(Prompt):
Line by line, copy the records below exactly.

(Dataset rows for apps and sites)
☆ ☆ ☆ ☆ ☆ ☆ ☆
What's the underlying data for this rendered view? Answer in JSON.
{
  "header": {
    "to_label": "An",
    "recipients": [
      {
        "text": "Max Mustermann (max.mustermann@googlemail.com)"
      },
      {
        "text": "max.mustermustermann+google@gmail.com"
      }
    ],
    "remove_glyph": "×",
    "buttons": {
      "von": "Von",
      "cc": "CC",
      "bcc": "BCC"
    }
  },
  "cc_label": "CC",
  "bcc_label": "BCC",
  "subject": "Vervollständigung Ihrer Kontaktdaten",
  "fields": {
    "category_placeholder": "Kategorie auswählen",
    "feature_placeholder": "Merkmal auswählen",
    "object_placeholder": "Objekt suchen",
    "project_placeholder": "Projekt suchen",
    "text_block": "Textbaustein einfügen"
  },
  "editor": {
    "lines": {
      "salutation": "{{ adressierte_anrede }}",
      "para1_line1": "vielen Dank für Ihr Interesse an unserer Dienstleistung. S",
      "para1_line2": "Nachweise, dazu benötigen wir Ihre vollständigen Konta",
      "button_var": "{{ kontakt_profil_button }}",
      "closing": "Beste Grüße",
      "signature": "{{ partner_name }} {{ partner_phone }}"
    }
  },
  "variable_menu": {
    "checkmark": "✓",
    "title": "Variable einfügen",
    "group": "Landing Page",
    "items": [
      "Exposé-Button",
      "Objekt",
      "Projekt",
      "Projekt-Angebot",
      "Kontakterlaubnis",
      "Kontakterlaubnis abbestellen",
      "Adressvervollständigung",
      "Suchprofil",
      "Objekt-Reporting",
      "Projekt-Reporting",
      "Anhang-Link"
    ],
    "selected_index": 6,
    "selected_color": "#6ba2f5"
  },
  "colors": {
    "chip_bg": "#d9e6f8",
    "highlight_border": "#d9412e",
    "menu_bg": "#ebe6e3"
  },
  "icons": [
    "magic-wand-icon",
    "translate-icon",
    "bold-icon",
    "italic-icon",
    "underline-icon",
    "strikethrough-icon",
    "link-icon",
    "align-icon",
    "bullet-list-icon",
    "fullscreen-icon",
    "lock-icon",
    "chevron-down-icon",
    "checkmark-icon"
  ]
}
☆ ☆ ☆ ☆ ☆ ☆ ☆
(Result of the exercise):
What's the underlying data for this rendered view? Answer in JSON.
{
  "header": {
    "to_label": "An",
    "recipients": [
      {
        "text": "Max Mustermann (max.mustermann@googlemail.com)"
      },
      {
        "text": "max.mustermustermann+google@gmail.com"
      }
    ],
    "remove_glyph": "×",
    "buttons": {
      "von": "Von",
      "cc": "CC",
      "bcc": "BCC"
    }
  },
  "cc_label": "CC",
  "bcc_label": "BCC",
  "subject": "Vervollständigung Ihrer Kontaktdaten",
  "fields": {
    "category_placeholder": "Kategorie auswählen",
    "feature_placeholder": "Merkmal auswählen",
    "object_placeholder": "Objekt suchen",
    "project_placeholder": "Projekt suchen",
    "text_block": "Textbaustein einfügen"
  },
  "editor": {
    "lines": {
      "salutation": "{{ adressierte_anrede }}",
      "para1_line1": "vielen Dank für Ihr Interesse an unserer Dienstleistung. S",
      "para1_line2": "Nachweise, dazu benötigen wir Ihre vollständigen Konta",
      "button_var": "{{ kontakt_profil_button }}",
      "closing": "Beste Grüße",
      "signature": "{{ partner_name }} {{ partner_phone }}"
    }
  },
  "variable_menu": {
    "checkmark": "✓",
    "title": "Variable einfügen",
    "group": "Landing Page",
    "items": [
      "Exposé-Button",
      "Objekt",
      "Projekt",
      "Projekt-Angebot",
      "Kontakterlaubnis",
      "Kontakterlaubnis abbestellen",
      "Adressvervollständigung",
      "Suchprofil",
      "Objekt-Reporting",
      "Projekt-Reporting",
      "Anhang-Link"
    ],
    "selected_index": 6,
    "selected_color": "#6ba2f5"
  },
  "colors": {
    "chip_bg": "#d9e6f8",
    "highlight_border": "#d9412e",
    "menu_bg": "#ebe6e3"
  },
  "icons": [
    "magic-wand-icon",
    "translate-icon",
    "bold-icon",
    "italic-icon",
    "underline-icon",
    "strikethrough-icon",
    "link-icon",
    "align-icon",
    "bullet-list-icon",
    "fullscreen-icon",
    "lock-icon",
    "chevron-down-icon",
    "checkmark-icon"
  ]
}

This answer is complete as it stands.